5 things you need to know about how stress affects your brain.


Image via iStock. By Dr Paula Watkins, clinical psychologist and meditation expert. Compiled by Shelly Horton

Firstly, not all stress is bad. We know that a healthy amount of stress can increase performance. Think of the nervous energy that an athlete needs to get focused and sharp to get off the block fast – that’s performing enhancing stress.

But what we know is that stress reaches tipping point – we often call it the fight-or-flight response. It’s the brain’s activation of our sympathetic nervous system which initiates a series of changes that we experience in our mind and body.

This system in our body is very old and evolved to serve our ancestors at time when the stressors that humans faced were pretty different to those that we commonly experience today.

1. Stress increases heart rate and also changes where our blood is predominantly going to in the body.

When the brain is in a stressed state it prioritises getting blood to organs and muscles that our ancestors needed when they encountered stress. So we see an increase in blood flow to the lungs, brain and large muscle such as legs and arms as well as the sense organs – our eyes, our ears, our nose.

Related: 16 people on the techniques they use to manage their stress.

We only have X-amount of blood in our body at any given time, so more blood to these areas means less to others. During stress the brain deprioritses blood flow the skin – causing us to feel clammy as well as cold hands and feet.

Blood flow to the digestive system is also limited which we can experience as nausea or ‘butterflies in our tummy’, as well as digestive problems, diarrhoea and constipation.

Interestingly, a secondary effect of our digestion having less blood supply is that we produce less saliva which explains why many people experience a dry mouth due to stress and anxiety.


2. Stress Surpasses Logical Thinking

When we’re stressed our brain activates the more primitive and emotional region of our brain – known as our limbic system – more than our more complex higher brain centers.

Stress effects the limbic system, which is in charge of reaction and emotion (Image via iStock)


Our limbic system is the seat of emotion and reaction. When activated during stress, it overrides more rational parts of the brain and suppresses concentration, short-term memory, rational thought, and inhibition. We can act without the regulating effect of wisdom, memory or judgment. Logic is simply unavailable in the moment, and reactions are based on raw emotion.
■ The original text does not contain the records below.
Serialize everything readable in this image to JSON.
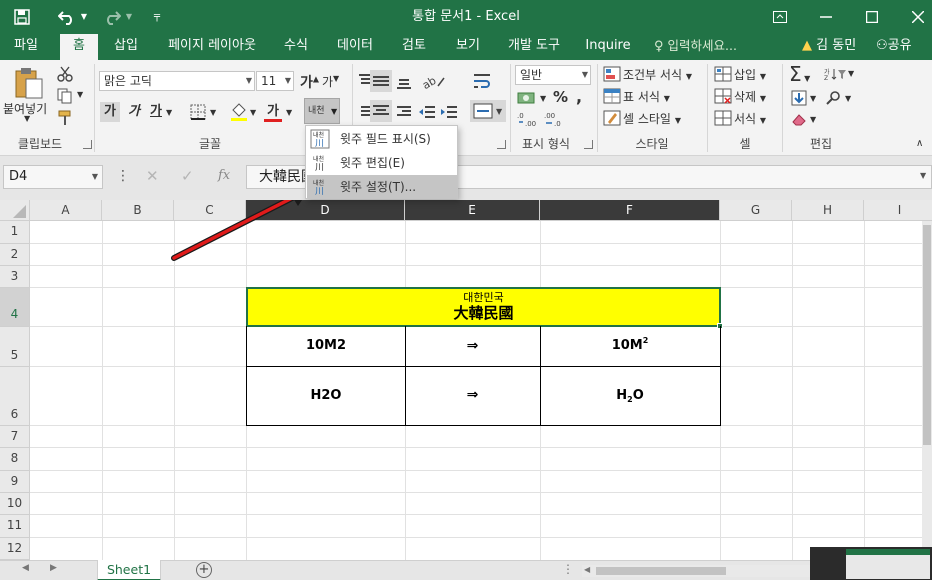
{
  "window": {
    "title": "통합 문서1 - Excel"
  },
  "qat": {
    "save": "save-icon",
    "undo": "undo-icon",
    "redo": "redo-icon"
  },
  "tabs": [
    "파일",
    "홈",
    "삽입",
    "페이지 레이아웃",
    "수식",
    "데이터",
    "검토",
    "보기",
    "개발 도구",
    "Inquire"
  ],
  "active_tab": "홈",
  "tell_me": "입력하세요...",
  "user": "김 동민",
  "share": "공유",
  "ribbon": {
    "clipboard": {
      "paste": "붙여넣기",
      "label": "클립보드"
    },
    "font": {
      "name": "맑은 고딕",
      "size": "11",
      "bold": "가",
      "italic": "가",
      "underline": "가",
      "increase": "가",
      "decrease": "가",
      "phonetic": "내천",
      "font_color_glyph": "가",
      "label": "글꼴"
    },
    "number": {
      "format": "일반",
      "percent": "%",
      "label": "표시 형식"
    },
    "styles": {
      "conditional": "조건부 서식",
      "table": "표 서식",
      "cell": "셀 스타일",
      "label": "스타일"
    },
    "cells": {
      "insert": "삽입",
      "delete": "삭제",
      "format": "서식",
      "label": "셀"
    },
    "editing": {
      "label": "편집"
    },
    "accent": "#217346"
  },
  "phonetic_menu": {
    "items": [
      {
        "label": "윗주 필드 표시(S)",
        "highlighted": false
      },
      {
        "label": "윗주 편집(E)",
        "highlighted": false
      },
      {
        "label": "윗주 설정(T)...",
        "highlighted": true
      }
    ]
  },
  "formula_bar": {
    "name_box": "D4",
    "content": "大韓民國"
  },
  "grid": {
    "columns": [
      "A",
      "B",
      "C",
      "D",
      "E",
      "F",
      "G",
      "H",
      "I"
    ],
    "rows": [
      "1",
      "2",
      "3",
      "4",
      "5",
      "6",
      "7",
      "8",
      "9",
      "10",
      "11",
      "12"
    ],
    "selected_col": "D",
    "selected_row": "4",
    "cells": {
      "d4_ruby": "대한민국",
      "d4_main": "大韓民國",
      "d5": "10M2",
      "e5": "⇒",
      "f5_base": "10M",
      "f5_sup": "2",
      "d6": "H2O",
      "e6": "⇒",
      "f6_a": "H",
      "f6_sub": "2",
      "f6_b": "O"
    },
    "highlight_color": "#ffff00"
  },
  "sheet_tabs": [
    "Sheet1"
  ]
}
The biological function of all this allows you to engage fully in fight or flight without your thinking brain intruding and this is good if you’re needing to escape from a predator.


Related: “It almost feels like my entire DNA changed”: Sharon Stone on how her brain injury has affected her life.
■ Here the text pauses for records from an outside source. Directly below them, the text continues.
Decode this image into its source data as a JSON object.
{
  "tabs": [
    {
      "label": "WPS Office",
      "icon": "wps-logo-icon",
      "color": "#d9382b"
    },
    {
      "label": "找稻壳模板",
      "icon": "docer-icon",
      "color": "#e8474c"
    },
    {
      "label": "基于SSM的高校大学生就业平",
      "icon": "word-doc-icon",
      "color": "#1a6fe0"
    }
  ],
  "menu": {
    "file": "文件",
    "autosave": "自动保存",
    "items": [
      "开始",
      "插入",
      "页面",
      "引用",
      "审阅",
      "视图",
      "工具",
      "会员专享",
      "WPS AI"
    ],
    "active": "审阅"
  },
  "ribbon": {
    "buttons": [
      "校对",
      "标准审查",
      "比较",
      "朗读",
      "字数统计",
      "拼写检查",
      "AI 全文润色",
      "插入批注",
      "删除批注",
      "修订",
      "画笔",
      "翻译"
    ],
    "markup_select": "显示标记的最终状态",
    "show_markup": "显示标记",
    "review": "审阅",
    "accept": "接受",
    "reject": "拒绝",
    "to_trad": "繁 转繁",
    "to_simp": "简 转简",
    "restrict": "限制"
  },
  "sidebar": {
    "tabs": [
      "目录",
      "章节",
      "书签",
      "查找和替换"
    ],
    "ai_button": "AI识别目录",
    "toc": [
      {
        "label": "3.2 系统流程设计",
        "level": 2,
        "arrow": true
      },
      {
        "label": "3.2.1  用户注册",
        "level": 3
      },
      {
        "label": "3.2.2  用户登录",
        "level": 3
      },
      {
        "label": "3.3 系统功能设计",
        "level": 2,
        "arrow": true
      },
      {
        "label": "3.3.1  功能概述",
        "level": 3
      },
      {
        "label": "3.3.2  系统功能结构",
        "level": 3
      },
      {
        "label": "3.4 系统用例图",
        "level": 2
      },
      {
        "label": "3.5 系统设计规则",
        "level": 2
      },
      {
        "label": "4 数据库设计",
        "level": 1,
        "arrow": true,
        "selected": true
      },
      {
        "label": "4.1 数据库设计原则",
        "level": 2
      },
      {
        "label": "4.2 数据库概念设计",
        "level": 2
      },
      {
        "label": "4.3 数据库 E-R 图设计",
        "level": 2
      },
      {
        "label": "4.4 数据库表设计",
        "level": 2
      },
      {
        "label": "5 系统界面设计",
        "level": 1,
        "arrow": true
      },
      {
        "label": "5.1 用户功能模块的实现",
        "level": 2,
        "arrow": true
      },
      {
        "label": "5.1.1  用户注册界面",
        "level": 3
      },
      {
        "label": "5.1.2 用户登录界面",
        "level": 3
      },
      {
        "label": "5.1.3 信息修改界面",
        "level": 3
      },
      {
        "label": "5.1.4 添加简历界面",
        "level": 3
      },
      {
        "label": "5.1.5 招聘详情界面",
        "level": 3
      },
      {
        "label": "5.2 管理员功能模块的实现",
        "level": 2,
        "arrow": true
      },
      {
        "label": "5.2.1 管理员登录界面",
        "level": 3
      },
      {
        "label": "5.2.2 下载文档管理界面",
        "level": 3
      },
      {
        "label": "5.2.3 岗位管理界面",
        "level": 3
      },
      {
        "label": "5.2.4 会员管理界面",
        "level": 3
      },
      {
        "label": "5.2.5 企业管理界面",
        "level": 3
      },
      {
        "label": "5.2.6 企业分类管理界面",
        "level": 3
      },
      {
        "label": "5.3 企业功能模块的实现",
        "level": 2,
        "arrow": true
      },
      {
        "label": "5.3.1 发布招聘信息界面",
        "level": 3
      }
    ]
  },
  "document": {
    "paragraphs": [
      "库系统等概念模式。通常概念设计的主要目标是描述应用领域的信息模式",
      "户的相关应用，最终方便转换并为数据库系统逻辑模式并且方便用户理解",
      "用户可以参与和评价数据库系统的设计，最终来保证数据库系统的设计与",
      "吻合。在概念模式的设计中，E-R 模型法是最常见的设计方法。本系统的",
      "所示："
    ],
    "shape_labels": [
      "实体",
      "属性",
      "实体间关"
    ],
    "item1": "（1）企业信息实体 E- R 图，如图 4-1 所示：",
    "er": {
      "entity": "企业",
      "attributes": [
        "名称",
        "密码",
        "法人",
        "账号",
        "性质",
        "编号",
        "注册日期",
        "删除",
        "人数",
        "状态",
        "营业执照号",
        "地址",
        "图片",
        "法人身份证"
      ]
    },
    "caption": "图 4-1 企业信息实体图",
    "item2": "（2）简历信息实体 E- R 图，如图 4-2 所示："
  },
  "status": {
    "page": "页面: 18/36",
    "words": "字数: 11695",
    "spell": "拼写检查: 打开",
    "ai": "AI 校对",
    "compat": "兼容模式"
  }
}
Unfortunately for us today, suppression of our rational responses can lead us to take actions we later regret, in the long-term these responses can also harm your memory and impair cognitive function.

3. Stress depletes brain chemicals

If our level of stress is severe or recurrent the chemicals that carry messages from one nerve cell to another can become depleted, and the brain becomes sluggish and inefficient. This can lead to a variety of mental health effects, including:

- Depression
- Sleep disturbances
- Racing thoughts and difficulty concentrating
- Difficulty learning
- Absent-mindedness
- Difficulty making decisions
- Obsessive or compulsive behaviors
- Increased hostility, worry and guilt (post continues after gallery).

4. Stress sharpens your senses but dulls your concentration

When we’re stressed the brain tells our senses to become hyper-alert. The purpose of this is to enable us to scan our environment and respond to danger quickly. Our hyper-vigilance can mean hyper-reactivity to anything that grabs our attention. Our mind can become scattered and racing.

Related: 10 simple tips for creating better mental health this week.

The paradox here is that even though we are – in some ways – more focused than ever before, it’s not in a stable way so we actually unable to concentrate on any one thing, our mind keeps going back to whatever it is that’s stressing us and simultaneously it gets pulled and generally easily irritated by the many, many things that the senses are picking up.

5. Extreme stress can physically change your brain

Structural changes can occur in the brain as a result of severe and chronic stress. In particular the amygdala, which is our panic alarm button alerting the body to stress, can be become more sensitive and even physically larger in size.

Excessive cortisol can change the composition of your brain. (Image via iStock)


Extreme, excessive levels of cortisol can also lead to a shrinking of the hippocampus. The hippocampus is our primary hub for memory and when it decreases in size so too can our memory capacity.

Related: "The reason I can't masturbate is stressing me out."

These very sad effects have been observed in survivors of trauma, war veterans and victims of extreme childhood abuse.